As far as the NAB is concerned, there is no compromise position for multicast must-carry. It simply has to be universal, so smaller stations are not left out. The NAB is staging "fly-ins" to bring broadcasters to Capitol Hill to meet with lawmakers. The first took place July 21; more than 90 broadcasters are expected to attend another scheduled for Sept. 8. Appointments for the contingent have been secured with all members of the House and Senate Commerce committees, where DTV legislation is taking shape.

The NAB will also continue its print ad campaign after the holiday; and it has launched to futher the cause.

The linchpins of the NAB's argument for multicast must-carry include increased competition for cable and more local programming.

In response, a spokesman for the National Cable and Telecommunications Assocation issued the standard yawn: "NAB's tired rhetoric doesn't disguise the fact that broadcasters are asking the government for another handout that the FCC has already twice rejected."

Lawmakers have yet to fully get into the multicast fray, however. Fritts said Sens.
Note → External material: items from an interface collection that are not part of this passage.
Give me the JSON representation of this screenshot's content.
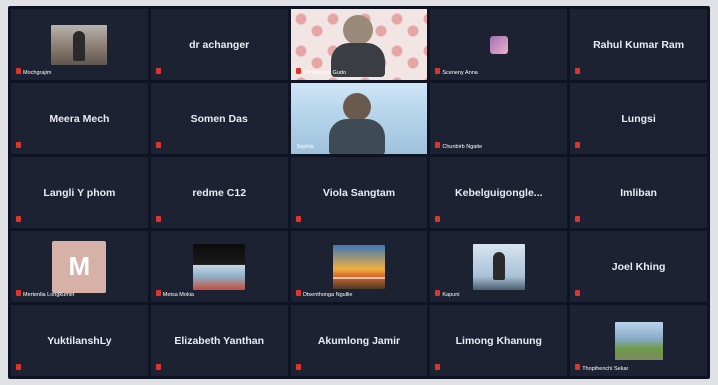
{
  "meeting": {
    "tiles": [
      {
        "type": "photo",
        "cap": "Mochgrajim"
      },
      {
        "type": "name",
        "name": "dr achanger"
      },
      {
        "type": "video",
        "cap": "Christopher Gudo"
      },
      {
        "type": "mini",
        "cap": "Sceneny Anna"
      },
      {
        "type": "name",
        "name": "Rahul Kumar Ram"
      },
      {
        "type": "name",
        "name": "Meera Mech"
      },
      {
        "type": "name",
        "name": "Somen Das"
      },
      {
        "type": "video-room",
        "cap": "Sophia"
      },
      {
        "type": "name",
        "cap": "Chunbirb Ngaite"
      },
      {
        "type": "name",
        "name": "Lungsi"
      },
      {
        "type": "name",
        "name": "Langli Y phom"
      },
      {
        "type": "name",
        "name": "redme C12"
      },
      {
        "type": "name",
        "name": "Viola Sangtam"
      },
      {
        "type": "name",
        "name": "Kebelguigongle..."
      },
      {
        "type": "name",
        "name": "Imliban"
      },
      {
        "type": "avatar",
        "letter": "M",
        "cap": "Mertenlla Longkumer"
      },
      {
        "type": "photo2",
        "cap": "Metsa Mokia"
      },
      {
        "type": "photo3",
        "cap": "Otsenthonga Ngullie"
      },
      {
        "type": "photo4",
        "cap": "Kapuni"
      },
      {
        "type": "name",
        "name": "Joel Khing"
      },
      {
        "type": "name",
        "name": "YuktilanshLy"
      },
      {
        "type": "name",
        "name": "Elizabeth Yanthan"
      },
      {
        "type": "name",
        "name": "Akumlong Jamir"
      },
      {
        "type": "name",
        "name": "Limong Khanung"
      },
      {
        "type": "photo5",
        "cap": "Thopthenchi Sekar"
      }
    ]
  }
}
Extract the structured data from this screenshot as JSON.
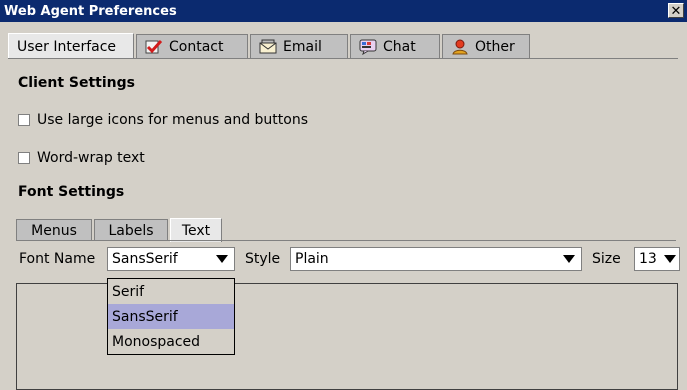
{
  "window": {
    "title": "Web Agent Preferences",
    "close_glyph": "✕"
  },
  "tabs": [
    {
      "label": "User Interface",
      "icon": "none"
    },
    {
      "label": "Contact",
      "icon": "checkmark-icon"
    },
    {
      "label": "Email",
      "icon": "email-icon"
    },
    {
      "label": "Chat",
      "icon": "chat-icon"
    },
    {
      "label": "Other",
      "icon": "person-icon"
    }
  ],
  "client_settings": {
    "title": "Client Settings",
    "opt1": "Use large icons for menus and buttons",
    "opt2": "Word-wrap text"
  },
  "font_settings": {
    "title": "Font Settings",
    "subtabs": [
      "Menus",
      "Labels",
      "Text"
    ],
    "font_name_label": "Font Name",
    "font_name_value": "SansSerif",
    "style_label": "Style",
    "style_value": "Plain",
    "size_label": "Size",
    "size_value": "13",
    "dropdown_options": [
      "Serif",
      "SansSerif",
      "Monospaced"
    ]
  },
  "colors": {
    "titlebar": "#0b2a6f",
    "selection": "#a8a8d8",
    "window_bg": "#d4d0c8"
  }
}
Kay Bailey Hutchison (R-Texas) and Olympia Snowe (R-Maine) were supporters of multicast must-carry, and that he expected them to present it, presumably in an amendment, "at the appropriate time."

Staffs in both the House and Senate are said to be working feverishly on DTV draft bills, which will have to be submitted to the respective budget committees by Sept. 17, according to a House source. The working draft on the House side contains a provision for digital (one signal), but not multicast, must-carry. House Commerce Committee Chairman Joe Barton (R-Texas) has said he wouldn't support multicast must-carry, but his counterpart in the Senate, Ted Stevens (R-Alaska), has made no such commitments. Stevens has therefore been the target of many of the lobbying efforts of the NAB as well as the NCTA, both of which are situated on the same Washington, D.C. city block.

"We heard a group from around the corner went fishing in Alaska," Fritts told reporters. Referring to NAB vice president of government relations, he said "Well, John Orlando went fishing with Stevens in July. He went 'multicasting.'"

Orlando said he expected to see three main items -- multicasting, converter box subsidies and a hard date -- covered in commerce committee bills. He also noted that DTV legislation is being considered under the domain of budget reconciliation. Each of the commerce committees must come up with $4.8 billion in the telecom area. For that reason, others on Capitol Hill aren't as optimistic about seeing a converter box subsidy this year.

"It will just be a hard date," said one lobbyist.